10. No porn.

11. Turn it off, silence it, put it away in public. Especially in a restaurant, at the movies, or while speaking with another human being. You are not a rude person; do not allow the iPhone to change that.

12. Do not send or receive pictures of your private parts or anyone else's private parts. Don't laugh. Someday you will be tempted to do this despite your high intelligence. It is risky and could ruin your teenage/college/adult life. It is always a bad idea. Cyberspace is vast and more powerful than you. And it is hard to make anything of this magnitude disappear -- including a bad reputation.

13. Don't take a zillion pictures and videos.

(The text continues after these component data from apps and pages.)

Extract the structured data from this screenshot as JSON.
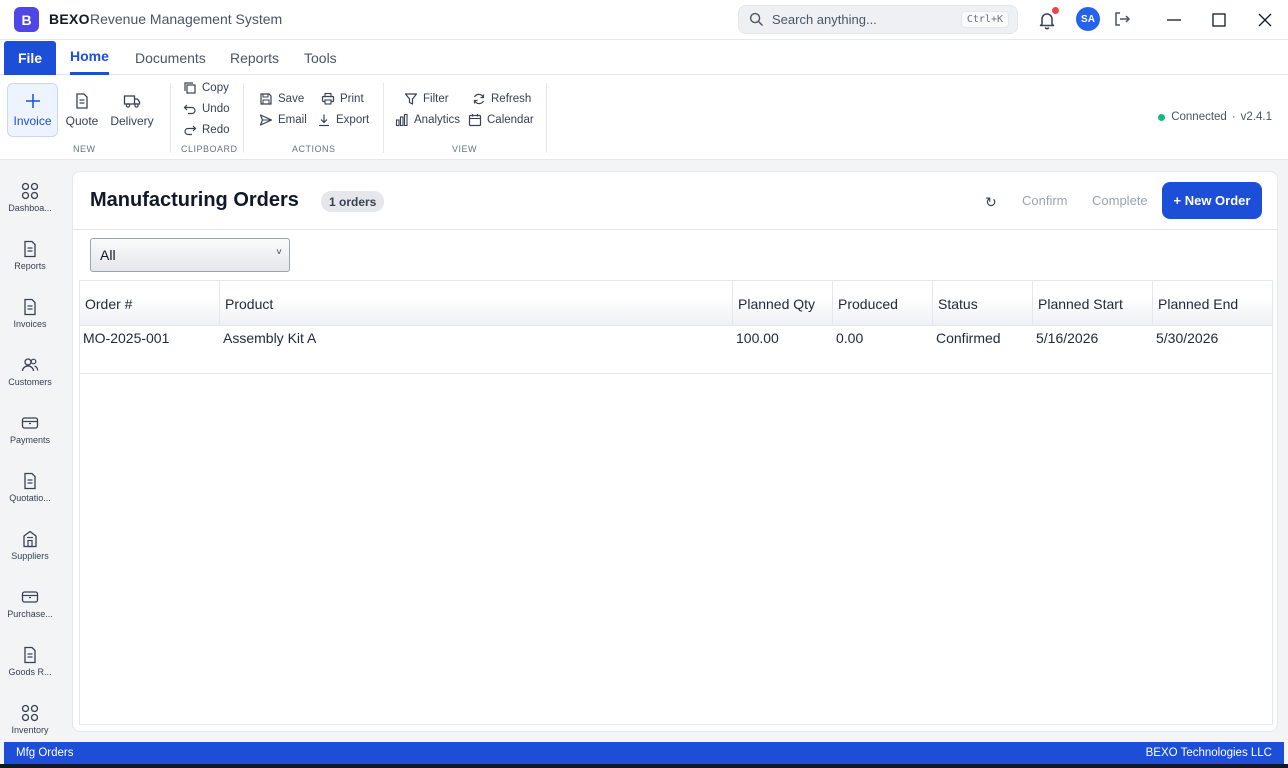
{
  "titlebar": {
    "logo_letter": "B",
    "brand": "BEXO",
    "subtitle": "Revenue Management System",
    "search_placeholder": "Search anything...",
    "search_shortcut": "Ctrl+K",
    "avatar_initials": "SA"
  },
  "tabs": {
    "file": "File",
    "items": [
      "Home",
      "Documents",
      "Reports",
      "Tools"
    ],
    "active": "Home"
  },
  "ribbon": {
    "new": {
      "label": "NEW",
      "invoice": "Invoice",
      "quote": "Quote",
      "delivery": "Delivery"
    },
    "clipboard": {
      "label": "CLIPBOARD",
      "copy": "Copy",
      "undo": "Undo",
      "redo": "Redo"
    },
    "actions": {
      "label": "ACTIONS",
      "save": "Save",
      "print": "Print",
      "email": "Email",
      "export": "Export"
    },
    "view": {
      "label": "VIEW",
      "filter": "Filter",
      "refresh": "Refresh",
      "analytics": "Analytics",
      "calendar": "Calendar"
    },
    "status": {
      "connection": "Connected",
      "separator": "·",
      "version": "v2.4.1"
    }
  },
  "sidebar": {
    "items": [
      {
        "label": "Dashboa...",
        "icon": "grid-icon"
      },
      {
        "label": "Reports",
        "icon": "document-icon"
      },
      {
        "label": "Invoices",
        "icon": "document-icon"
      },
      {
        "label": "Customers",
        "icon": "users-icon"
      },
      {
        "label": "Payments",
        "icon": "wallet-icon"
      },
      {
        "label": "Quotatio...",
        "icon": "document-icon"
      },
      {
        "label": "Suppliers",
        "icon": "building-icon"
      },
      {
        "label": "Purchase...",
        "icon": "wallet-icon"
      },
      {
        "label": "Goods R...",
        "icon": "document-icon"
      },
      {
        "label": "Inventory",
        "icon": "grid-icon"
      }
    ]
  },
  "main": {
    "title": "Manufacturing Orders",
    "count_badge": "1 orders",
    "refresh_symbol": "↻",
    "confirm_label": "Confirm",
    "complete_label": "Complete",
    "new_order_label": "+ New Order",
    "filter_value": "All",
    "filter_caret": "˅",
    "table": {
      "columns": [
        "Order #",
        "Product",
        "Planned Qty",
        "Produced",
        "Status",
        "Planned Start",
        "Planned End"
      ],
      "rows": [
        [
          "MO-2025-001",
          "Assembly Kit A",
          "100.00",
          "0.00",
          "Confirmed",
          "5/16/2026",
          "5/30/2026"
        ]
      ]
    }
  },
  "footer": {
    "left": "Mfg Orders",
    "right": "BEXO Technologies LLC"
  },
  "colors": {
    "accent": "#1d4ed8",
    "logo": "#4f46e5",
    "status_ok": "#10b981",
    "notification": "#ef4444"
  }
}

There is no need to document everything. Live your experiences. They will be stored in your memory for eternity.”

14. Leave your phone home sometimes and feel safe and secure in that decision. It is not alive or an extension of you. Learn to live without it. Be bigger and more powerful than FOMO -- fear of missing out.

15. Download music that is new or classic or different than the millions of your peers that listen to the same exact stuff. Your generation has access to music like never before in history. Take advantage of that gift. Expand your horizons.

16. Play a game with words or puzzles or brain teasers every now and then.

17. Keep your eyes up. See the world happening around you. Stare out a window. Listen to the birds. Take a walk. Talk to a stranger. Wonder without googling.

18. You will mess up. I will take away your phone. We will sit down and talk about it. We will start over again. You & I, we are always learning. I am on your team. We are in this together

Sources: This story and the “rules” have now been widely reported and circulated in the media, and they have gone “viral” on social media. The original source of the story is unknown to me.

Janell Burley Hofmann’s blog and the original “iPhone contract” can be found at

Photo Source: Screenshot from ABC News.

See also the following links for stories related to the Hofmann Rules: